> **EXERCISE INSTRUCTIONS**:
The reply should give back every entry exactly as written.

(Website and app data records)

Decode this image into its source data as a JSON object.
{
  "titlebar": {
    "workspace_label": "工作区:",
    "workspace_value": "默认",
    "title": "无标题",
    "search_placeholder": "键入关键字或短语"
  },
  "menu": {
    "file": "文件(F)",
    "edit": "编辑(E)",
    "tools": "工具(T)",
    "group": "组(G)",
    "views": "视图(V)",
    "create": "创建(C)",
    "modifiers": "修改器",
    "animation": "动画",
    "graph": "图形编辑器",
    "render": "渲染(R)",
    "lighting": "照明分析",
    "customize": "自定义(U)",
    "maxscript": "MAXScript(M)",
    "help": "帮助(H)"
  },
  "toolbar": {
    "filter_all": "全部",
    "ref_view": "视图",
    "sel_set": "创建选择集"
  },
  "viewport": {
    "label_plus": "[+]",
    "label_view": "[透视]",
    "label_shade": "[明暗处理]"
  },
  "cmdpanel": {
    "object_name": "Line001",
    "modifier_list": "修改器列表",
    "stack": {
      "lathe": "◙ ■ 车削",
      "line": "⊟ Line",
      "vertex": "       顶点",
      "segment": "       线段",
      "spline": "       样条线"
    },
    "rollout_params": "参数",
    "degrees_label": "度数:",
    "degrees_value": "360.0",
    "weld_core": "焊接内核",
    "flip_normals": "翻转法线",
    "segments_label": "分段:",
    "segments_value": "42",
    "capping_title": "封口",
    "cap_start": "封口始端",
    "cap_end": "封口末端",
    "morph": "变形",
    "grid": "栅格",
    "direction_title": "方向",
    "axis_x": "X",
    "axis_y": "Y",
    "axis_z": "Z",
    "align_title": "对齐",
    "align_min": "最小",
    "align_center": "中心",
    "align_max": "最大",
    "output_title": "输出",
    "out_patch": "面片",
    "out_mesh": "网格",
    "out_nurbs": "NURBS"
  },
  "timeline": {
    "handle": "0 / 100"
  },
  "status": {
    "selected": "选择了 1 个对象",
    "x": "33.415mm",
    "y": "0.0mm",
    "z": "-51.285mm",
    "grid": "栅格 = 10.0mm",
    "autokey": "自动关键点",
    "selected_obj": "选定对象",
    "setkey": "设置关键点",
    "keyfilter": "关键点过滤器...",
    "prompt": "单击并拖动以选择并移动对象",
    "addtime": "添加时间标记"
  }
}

> **SOLUTION BELOW**:
Decode this image into its source data as a JSON object.
{
  "titlebar": {
    "workspace_label": "工作区:",
    "workspace_value": "默认",
    "title": "无标题",
    "search_placeholder": "键入关键字或短语"
  },
  "menu": {
    "file": "文件(F)",
    "edit": "编辑(E)",
    "tools": "工具(T)",
    "group": "组(G)",
    "views": "视图(V)",
    "create": "创建(C)",
    "modifiers": "修改器",
    "animation": "动画",
    "graph": "图形编辑器",
    "render": "渲染(R)",
    "lighting": "照明分析",
    "customize": "自定义(U)",
    "maxscript": "MAXScript(M)",
    "help": "帮助(H)"
  },
  "toolbar": {
    "filter_all": "全部",
    "ref_view": "视图",
    "sel_set": "创建选择集"
  },
  "viewport": {
    "label_plus": "[+]",
    "label_view": "[透视]",
    "label_shade": "[明暗处理]"
  },
  "cmdpanel": {
    "object_name": "Line001",
    "modifier_list": "修改器列表",
    "stack": {
      "lathe": "◙ ■ 车削",
      "line": "⊟ Line",
      "vertex": "       顶点",
      "segment": "       线段",
      "spline": "       样条线"
    },
    "rollout_params": "参数",
    "degrees_label": "度数:",
    "degrees_value": "360.0",
    "weld_core": "焊接内核",
    "flip_normals": "翻转法线",
    "segments_label": "分段:",
    "segments_value": "42",
    "capping_title": "封口",
    "cap_start": "封口始端",
    "cap_end": "封口末端",
    "morph": "变形",
    "grid": "栅格",
    "direction_title": "方向",
    "axis_x": "X",
    "axis_y": "Y",
    "axis_z": "Z",
    "align_title": "对齐",
    "align_min": "最小",
    "align_center": "中心",
    "align_max": "最大",
    "output_title": "输出",
    "out_patch": "面片",
    "out_mesh": "网格",
    "out_nurbs": "NURBS"
  },
  "timeline": {
    "handle": "0 / 100"
  },
  "status": {
    "selected": "选择了 1 个对象",
    "x": "33.415mm",
    "y": "0.0mm",
    "z": "-51.285mm",
    "grid": "栅格 = 10.0mm",
    "autokey": "自动关键点",
    "selected_obj": "选定对象",
    "setkey": "设置关键点",
    "keyfilter": "关键点过滤器...",
    "prompt": "单击并拖动以选择并移动对象",
    "addtime": "添加时间标记"
  }
}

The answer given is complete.